== WHAT THE EXERCISE ASKS ==
Reproduce the records below exactly as given.
#####
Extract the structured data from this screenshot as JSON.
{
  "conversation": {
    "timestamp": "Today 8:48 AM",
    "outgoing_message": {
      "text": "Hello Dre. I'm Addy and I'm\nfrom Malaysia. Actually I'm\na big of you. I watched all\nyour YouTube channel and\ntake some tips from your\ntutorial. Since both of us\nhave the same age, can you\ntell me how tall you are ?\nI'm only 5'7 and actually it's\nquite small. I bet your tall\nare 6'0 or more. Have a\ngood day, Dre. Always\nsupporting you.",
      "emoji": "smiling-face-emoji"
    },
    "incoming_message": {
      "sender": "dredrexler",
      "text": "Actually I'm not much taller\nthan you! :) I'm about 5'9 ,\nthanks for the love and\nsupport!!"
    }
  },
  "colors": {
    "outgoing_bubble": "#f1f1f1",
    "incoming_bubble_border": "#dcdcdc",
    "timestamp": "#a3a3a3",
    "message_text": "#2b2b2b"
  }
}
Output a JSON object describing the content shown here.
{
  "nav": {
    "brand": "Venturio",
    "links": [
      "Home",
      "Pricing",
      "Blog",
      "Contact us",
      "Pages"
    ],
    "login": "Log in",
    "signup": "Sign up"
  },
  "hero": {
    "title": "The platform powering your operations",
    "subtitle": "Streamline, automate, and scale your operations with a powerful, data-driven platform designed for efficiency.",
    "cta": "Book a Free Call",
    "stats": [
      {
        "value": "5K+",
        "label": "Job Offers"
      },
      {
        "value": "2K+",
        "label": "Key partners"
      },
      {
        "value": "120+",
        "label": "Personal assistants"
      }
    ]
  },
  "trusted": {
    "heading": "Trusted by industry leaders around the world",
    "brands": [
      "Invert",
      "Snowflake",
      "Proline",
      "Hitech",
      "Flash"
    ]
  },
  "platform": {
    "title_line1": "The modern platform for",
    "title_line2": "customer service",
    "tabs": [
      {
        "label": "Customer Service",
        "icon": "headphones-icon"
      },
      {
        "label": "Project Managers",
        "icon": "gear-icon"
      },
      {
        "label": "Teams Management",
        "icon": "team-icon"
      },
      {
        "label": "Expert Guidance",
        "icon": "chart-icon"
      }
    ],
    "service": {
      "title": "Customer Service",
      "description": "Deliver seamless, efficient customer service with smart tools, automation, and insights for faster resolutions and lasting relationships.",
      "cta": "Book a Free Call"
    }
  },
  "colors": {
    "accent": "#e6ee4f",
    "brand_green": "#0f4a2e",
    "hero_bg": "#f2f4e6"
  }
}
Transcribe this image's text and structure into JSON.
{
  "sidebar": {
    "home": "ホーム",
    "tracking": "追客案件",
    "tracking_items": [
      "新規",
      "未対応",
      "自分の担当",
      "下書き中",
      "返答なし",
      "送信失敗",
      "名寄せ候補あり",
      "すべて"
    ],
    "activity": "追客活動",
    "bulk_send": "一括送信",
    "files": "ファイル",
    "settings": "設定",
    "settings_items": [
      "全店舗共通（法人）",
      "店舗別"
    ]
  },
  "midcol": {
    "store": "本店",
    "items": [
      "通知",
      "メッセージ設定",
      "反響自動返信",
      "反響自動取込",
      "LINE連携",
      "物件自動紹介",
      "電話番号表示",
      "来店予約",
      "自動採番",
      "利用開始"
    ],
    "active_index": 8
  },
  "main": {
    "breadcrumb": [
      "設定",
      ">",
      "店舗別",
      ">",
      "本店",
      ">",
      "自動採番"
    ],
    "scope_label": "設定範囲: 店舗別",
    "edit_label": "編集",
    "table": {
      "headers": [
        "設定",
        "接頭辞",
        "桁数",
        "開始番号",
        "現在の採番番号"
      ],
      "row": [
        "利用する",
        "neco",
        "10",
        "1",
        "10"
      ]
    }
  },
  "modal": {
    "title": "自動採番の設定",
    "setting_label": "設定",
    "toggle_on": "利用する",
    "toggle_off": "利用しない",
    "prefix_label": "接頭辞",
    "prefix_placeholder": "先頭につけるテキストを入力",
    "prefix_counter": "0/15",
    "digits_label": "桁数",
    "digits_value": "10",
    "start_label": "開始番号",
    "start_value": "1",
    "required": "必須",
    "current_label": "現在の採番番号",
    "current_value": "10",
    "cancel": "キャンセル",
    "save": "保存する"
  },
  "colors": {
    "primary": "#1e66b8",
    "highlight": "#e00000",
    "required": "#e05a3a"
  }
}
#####
== RESPONSE BELOW ==
Extract the structured data from this screenshot as JSON.
{
  "conversation": {
    "timestamp": "Today 8:48 AM",
    "outgoing_message": {
      "text": "Hello Dre. I'm Addy and I'm\nfrom Malaysia. Actually I'm\na big of you. I watched all\nyour YouTube channel and\ntake some tips from your\ntutorial. Since both of us\nhave the same age, can you\ntell me how tall you are ?\nI'm only 5'7 and actually it's\nquite small. I bet your tall\nare 6'0 or more. Have a\ngood day, Dre. Always\nsupporting you.",
      "emoji": "smiling-face-emoji"
    },
    "incoming_message": {
      "sender": "dredrexler",
      "text": "Actually I'm not much taller\nthan you! :) I'm about 5'9 ,\nthanks for the love and\nsupport!!"
    }
  },
  "colors": {
    "outgoing_bubble": "#f1f1f1",
    "incoming_bubble_border": "#dcdcdc",
    "timestamp": "#a3a3a3",
    "message_text": "#2b2b2b"
  }
}
Output a JSON object describing the content shown here.
{
  "nav": {
    "brand": "Venturio",
    "links": [
      "Home",
      "Pricing",
      "Blog",
      "Contact us",
      "Pages"
    ],
    "login": "Log in",
    "signup": "Sign up"
  },
  "hero": {
    "title": "The platform powering your operations",
    "subtitle": "Streamline, automate, and scale your operations with a powerful, data-driven platform designed for efficiency.",
    "cta": "Book a Free Call",
    "stats": [
      {
        "value": "5K+",
        "label": "Job Offers"
      },
      {
        "value": "2K+",
        "label": "Key partners"
      },
      {
        "value": "120+",
        "label": "Personal assistants"
      }
    ]
  },
  "trusted": {
    "heading": "Trusted by industry leaders around the world",
    "brands": [
      "Invert",
      "Snowflake",
      "Proline",
      "Hitech",
      "Flash"
    ]
  },
  "platform": {
    "title_line1": "The modern platform for",
    "title_line2": "customer service",
    "tabs": [
      {
        "label": "Customer Service",
        "icon": "headphones-icon"
      },
      {
        "label": "Project Managers",
        "icon": "gear-icon"
      },
      {
        "label": "Teams Management",
        "icon": "team-icon"
      },
      {
        "label": "Expert Guidance",
        "icon": "chart-icon"
      }
    ],
    "service": {
      "title": "Customer Service",
      "description": "Deliver seamless, efficient customer service with smart tools, automation, and insights for faster resolutions and lasting relationships.",
      "cta": "Book a Free Call"
    }
  },
  "colors": {
    "accent": "#e6ee4f",
    "brand_green": "#0f4a2e",
    "hero_bg": "#f2f4e6"
  }
}
Transcribe this image's text and structure into JSON.
{
  "sidebar": {
    "home": "ホーム",
    "tracking": "追客案件",
    "tracking_items": [
      "新規",
      "未対応",
      "自分の担当",
      "下書き中",
      "返答なし",
      "送信失敗",
      "名寄せ候補あり",
      "すべて"
    ],
    "activity": "追客活動",
    "bulk_send": "一括送信",
    "files": "ファイル",
    "settings": "設定",
    "settings_items": [
      "全店舗共通（法人）",
      "店舗別"
    ]
  },
  "midcol": {
    "store": "本店",
    "items": [
      "通知",
      "メッセージ設定",
      "反響自動返信",
      "反響自動取込",
      "LINE連携",
      "物件自動紹介",
      "電話番号表示",
      "来店予約",
      "自動採番",
      "利用開始"
    ],
    "active_index": 8
  },
  "main": {
    "breadcrumb": [
      "設定",
      ">",
      "店舗別",
      ">",
      "本店",
      ">",
      "自動採番"
    ],
    "scope_label": "設定範囲: 店舗別",
    "edit_label": "編集",
    "table": {
      "headers": [
        "設定",
        "接頭辞",
        "桁数",
        "開始番号",
        "現在の採番番号"
      ],
      "row": [
        "利用する",
        "neco",
        "10",
        "1",
        "10"
      ]
    }
  },
  "modal": {
    "title": "自動採番の設定",
    "setting_label": "設定",
    "toggle_on": "利用する",
    "toggle_off": "利用しない",
    "prefix_label": "接頭辞",
    "prefix_placeholder": "先頭につけるテキストを入力",
    "prefix_counter": "0/15",
    "digits_label": "桁数",
    "digits_value": "10",
    "start_label": "開始番号",
    "start_value": "1",
    "required": "必須",
    "current_label": "現在の採番番号",
    "current_value": "10",
    "cancel": "キャンセル",
    "save": "保存する"
  },
  "colors": {
    "primary": "#1e66b8",
    "highlight": "#e00000",
    "required": "#e05a3a"
  }
}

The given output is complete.